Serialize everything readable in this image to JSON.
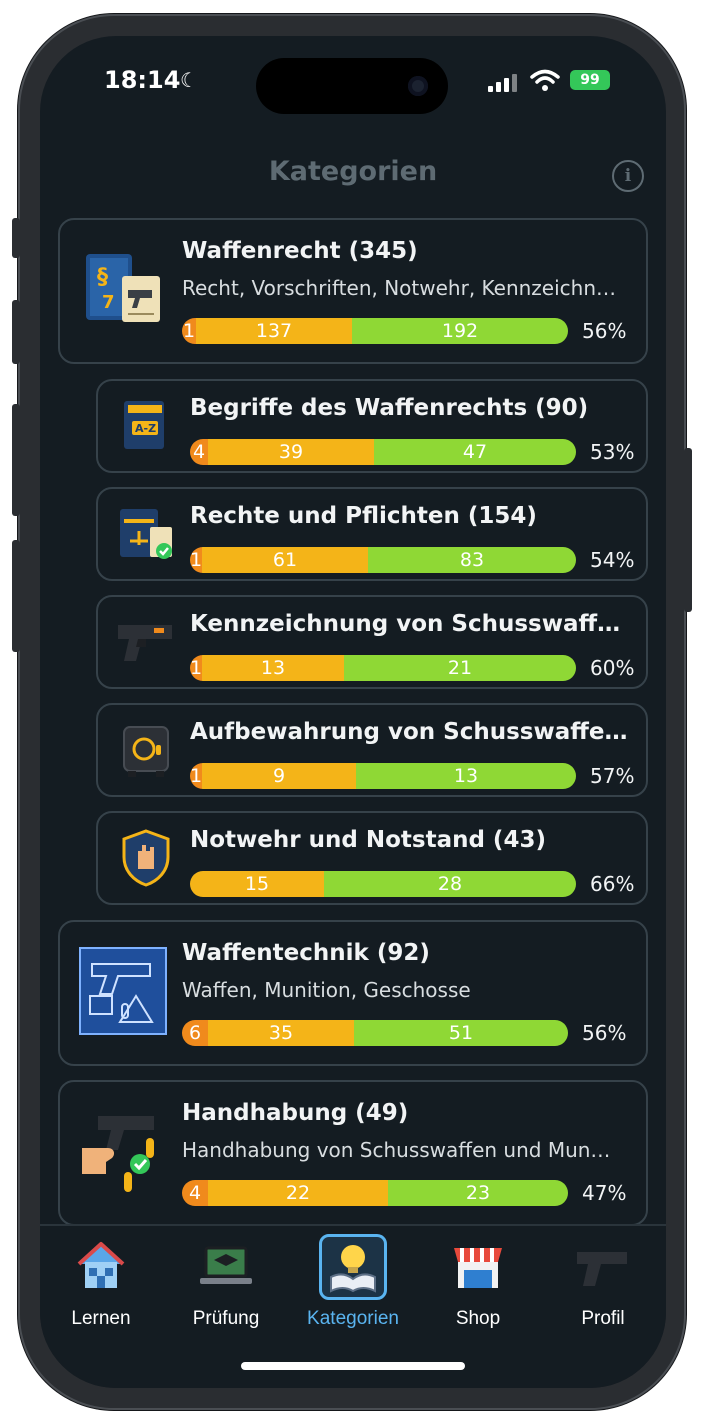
{
  "status": {
    "time": "18:14",
    "battery": "99"
  },
  "header": {
    "title": "Kategorien"
  },
  "categories": [
    {
      "title": "Waffenrecht  (345)",
      "subtitle": "Recht, Vorschriften, Notwehr, Kennzeichn…",
      "orange": "1",
      "yellow": "137",
      "green": "192",
      "percent": "56%"
    },
    {
      "title": "Begriffe des Waffenrechts (90)",
      "orange": "4",
      "yellow": "39",
      "green": "47",
      "percent": "53%"
    },
    {
      "title": "Rechte und Pflichten (154)",
      "orange": "1",
      "yellow": "61",
      "green": "83",
      "percent": "54%"
    },
    {
      "title": "Kennzeichnung von Schusswaffen u…",
      "orange": "1",
      "yellow": "13",
      "green": "21",
      "percent": "60%"
    },
    {
      "title": "Aufbewahrung von Schusswaffen un…",
      "orange": "1",
      "yellow": "9",
      "green": "13",
      "percent": "57%"
    },
    {
      "title": "Notwehr und Notstand (43)",
      "orange": "",
      "yellow": "15",
      "green": "28",
      "percent": "66%"
    },
    {
      "title": "Waffentechnik  (92)",
      "subtitle": "Waffen, Munition, Geschosse",
      "orange": "6",
      "yellow": "35",
      "green": "51",
      "percent": "56%"
    },
    {
      "title": "Handhabung  (49)",
      "subtitle": "Handhabung von Schusswaffen und Mun…",
      "orange": "4",
      "yellow": "22",
      "green": "23",
      "percent": "47%"
    }
  ],
  "nav": [
    {
      "label": "Lernen",
      "icon": "house-icon"
    },
    {
      "label": "Prüfung",
      "icon": "laptop-graduation-icon"
    },
    {
      "label": "Kategorien",
      "icon": "lightbulb-book-icon"
    },
    {
      "label": "Shop",
      "icon": "shop-icon"
    },
    {
      "label": "Profil",
      "icon": "pistol-icon"
    }
  ],
  "colors": {
    "orange": "#f08a1c",
    "yellow": "#f4b418",
    "green": "#8fd835",
    "accent": "#5ab4f0",
    "background": "#141c22"
  }
}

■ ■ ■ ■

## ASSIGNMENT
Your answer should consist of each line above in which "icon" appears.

## SOLUTION FOR THIS TASK
      "icon": "house-icon"
      "icon": "laptop-graduation-icon"
      "icon": "lightbulb-book-icon"
      "icon": "shop-icon"
      "icon": "pistol-icon"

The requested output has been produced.